- _Work instruction_:
Copy out every line below without alteration.
(The records Opens)
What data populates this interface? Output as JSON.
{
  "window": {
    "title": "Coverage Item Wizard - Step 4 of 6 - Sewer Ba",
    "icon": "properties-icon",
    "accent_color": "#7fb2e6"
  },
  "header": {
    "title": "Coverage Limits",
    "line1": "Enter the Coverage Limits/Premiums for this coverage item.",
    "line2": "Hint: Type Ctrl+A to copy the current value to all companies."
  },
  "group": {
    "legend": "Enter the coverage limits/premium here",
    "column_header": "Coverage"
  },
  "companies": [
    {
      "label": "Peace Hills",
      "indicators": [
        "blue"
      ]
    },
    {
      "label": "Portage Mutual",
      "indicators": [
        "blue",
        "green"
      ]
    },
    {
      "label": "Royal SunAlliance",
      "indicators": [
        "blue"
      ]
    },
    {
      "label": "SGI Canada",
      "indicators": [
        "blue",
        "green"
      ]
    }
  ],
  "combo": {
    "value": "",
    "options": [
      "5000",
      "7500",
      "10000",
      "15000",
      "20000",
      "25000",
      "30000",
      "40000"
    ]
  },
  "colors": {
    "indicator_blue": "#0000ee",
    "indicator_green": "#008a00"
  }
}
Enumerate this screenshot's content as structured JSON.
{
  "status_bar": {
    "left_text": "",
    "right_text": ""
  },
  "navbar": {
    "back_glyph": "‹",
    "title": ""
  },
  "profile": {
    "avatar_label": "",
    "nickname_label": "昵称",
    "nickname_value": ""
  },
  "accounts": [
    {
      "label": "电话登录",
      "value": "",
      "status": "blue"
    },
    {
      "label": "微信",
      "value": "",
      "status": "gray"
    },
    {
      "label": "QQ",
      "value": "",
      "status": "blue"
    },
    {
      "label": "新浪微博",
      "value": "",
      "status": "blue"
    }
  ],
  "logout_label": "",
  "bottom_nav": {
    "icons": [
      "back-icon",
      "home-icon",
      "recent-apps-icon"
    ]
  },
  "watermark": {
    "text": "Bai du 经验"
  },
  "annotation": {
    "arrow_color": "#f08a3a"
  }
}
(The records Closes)
- _Finished exercise_:
What data populates this interface? Output as JSON.
{
  "window": {
    "title": "Coverage Item Wizard - Step 4 of 6 - Sewer Ba",
    "icon": "properties-icon",
    "accent_color": "#7fb2e6"
  },
  "header": {
    "title": "Coverage Limits",
    "line1": "Enter the Coverage Limits/Premiums for this coverage item.",
    "line2": "Hint: Type Ctrl+A to copy the current value to all companies."
  },
  "group": {
    "legend": "Enter the coverage limits/premium here",
    "column_header": "Coverage"
  },
  "companies": [
    {
      "label": "Peace Hills",
      "indicators": [
        "blue"
      ]
    },
    {
      "label": "Portage Mutual",
      "indicators": [
        "blue",
        "green"
      ]
    },
    {
      "label": "Royal SunAlliance",
      "indicators": [
        "blue"
      ]
    },
    {
      "label": "SGI Canada",
      "indicators": [
        "blue",
        "green"
      ]
    }
  ],
  "combo": {
    "value": "",
    "options": [
      "5000",
      "7500",
      "10000",
      "15000",
      "20000",
      "25000",
      "30000",
      "40000"
    ]
  },
  "colors": {
    "indicator_blue": "#0000ee",
    "indicator_green": "#008a00"
  }
}
Enumerate this screenshot's content as structured JSON.
{
  "status_bar": {
    "left_text": "",
    "right_text": ""
  },
  "navbar": {
    "back_glyph": "‹",
    "title": ""
  },
  "profile": {
    "avatar_label": "",
    "nickname_label": "昵称",
    "nickname_value": ""
  },
  "accounts": [
    {
      "label": "电话登录",
      "value": "",
      "status": "blue"
    },
    {
      "label": "微信",
      "value": "",
      "status": "gray"
    },
    {
      "label": "QQ",
      "value": "",
      "status": "blue"
    },
    {
      "label": "新浪微博",
      "value": "",
      "status": "blue"
    }
  ],
  "logout_label": "",
  "bottom_nav": {
    "icons": [
      "back-icon",
      "home-icon",
      "recent-apps-icon"
    ]
  },
  "watermark": {
    "text": "Bai du 经验"
  },
  "annotation": {
    "arrow_color": "#f08a3a"
  }
}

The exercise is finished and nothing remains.